** EXTRACTED ENTRIES **
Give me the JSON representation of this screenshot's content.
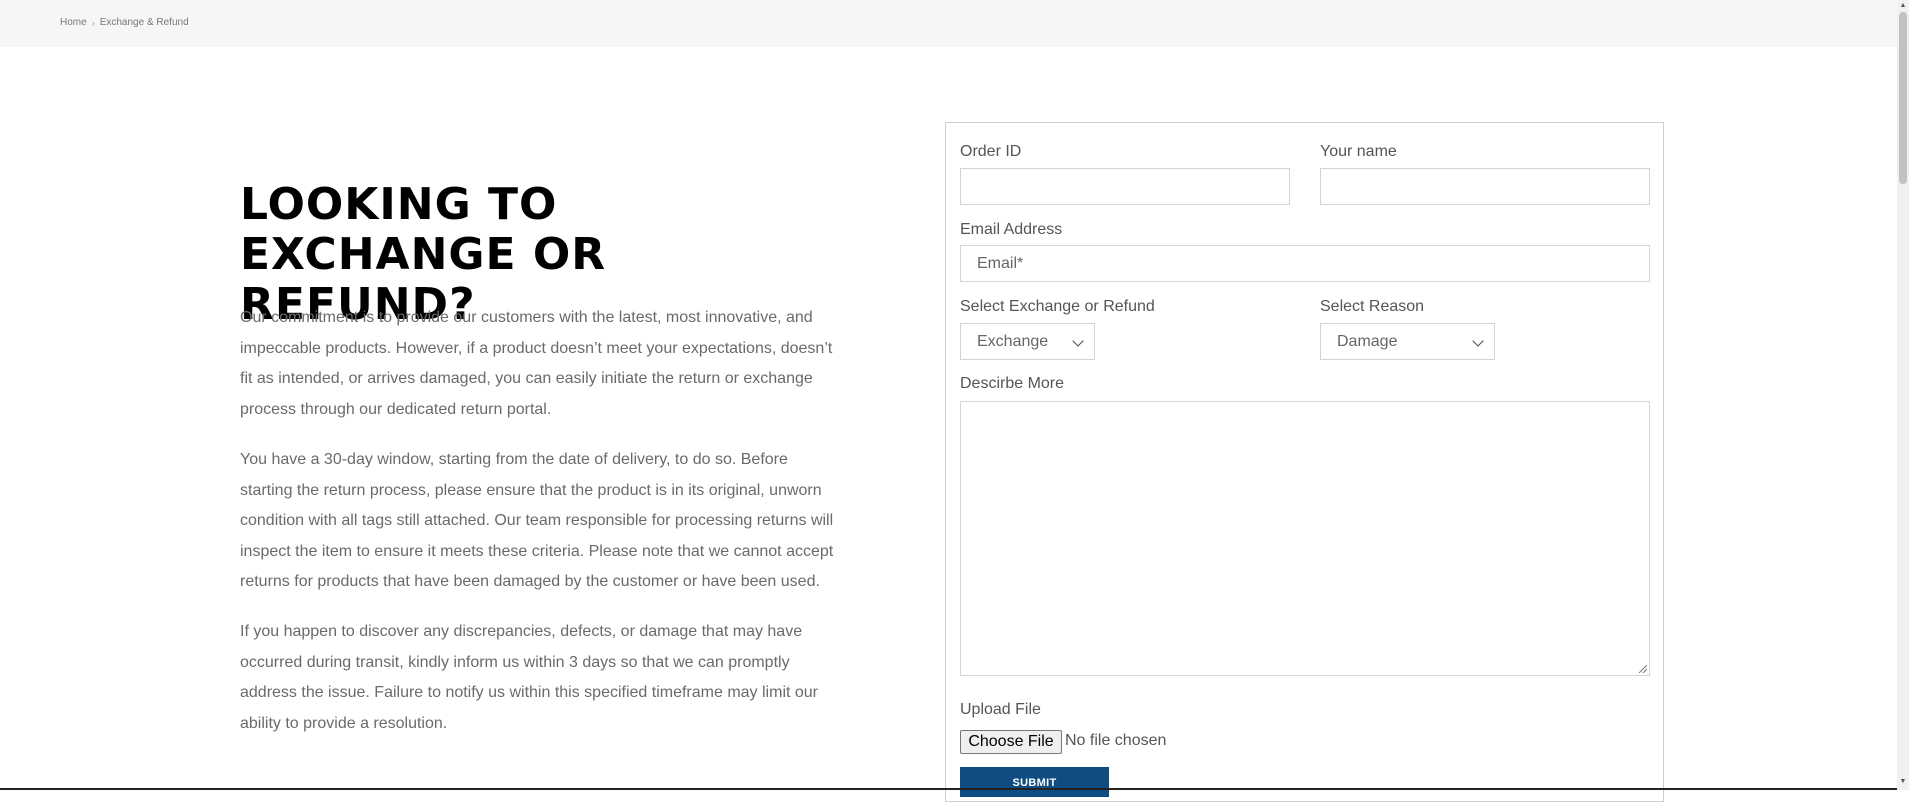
{
  "breadcrumb": {
    "home": "Home",
    "separator": "›",
    "current": "Exchange & Refund"
  },
  "heading": "LOOKING TO EXCHANGE OR REFUND?",
  "paragraphs": [
    "Our commitment is to provide our customers with the latest, most innovative, and impeccable products. However, if a product doesn’t meet your expectations, doesn’t fit as intended, or arrives damaged, you can easily initiate the return or exchange process through our dedicated return portal.",
    "You have a 30-day window, starting from the date of delivery, to do so. Before starting the return process, please ensure that the product is in its original, unworn condition with all tags still attached. Our team responsible for processing returns will inspect the item to ensure it meets these criteria. Please note that we cannot accept returns for products that have been damaged by the customer or have been used.",
    "If you happen to discover any discrepancies, defects, or damage that may have occurred during transit, kindly inform us within 3 days so that we can promptly address the issue. Failure to notify us within this specified timeframe may limit our ability to provide a resolution."
  ],
  "form": {
    "order_id_label": "Order ID",
    "order_id_value": "",
    "name_label": "Your name",
    "name_value": "",
    "email_label": "Email Address",
    "email_placeholder": "Email*",
    "type_label": "Select Exchange or Refund",
    "type_selected": "Exchange",
    "reason_label": "Select Reason",
    "reason_selected": "Damage",
    "describe_label": "Descirbe More",
    "upload_label": "Upload File",
    "choose_file": "Choose File",
    "file_status": "No file chosen",
    "submit": "SUBMIT"
  },
  "colors": {
    "submit_bg": "#0f4c81",
    "heading": "#000000",
    "body_text": "#6a6a6a",
    "topbar_bg": "#f6f6f7"
  }
}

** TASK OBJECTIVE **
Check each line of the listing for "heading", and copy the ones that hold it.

** EXPECTED ANSWER **
  "heading": "LOOKING TO EXCHANGE OR REFUND?",
    "heading": "#000000",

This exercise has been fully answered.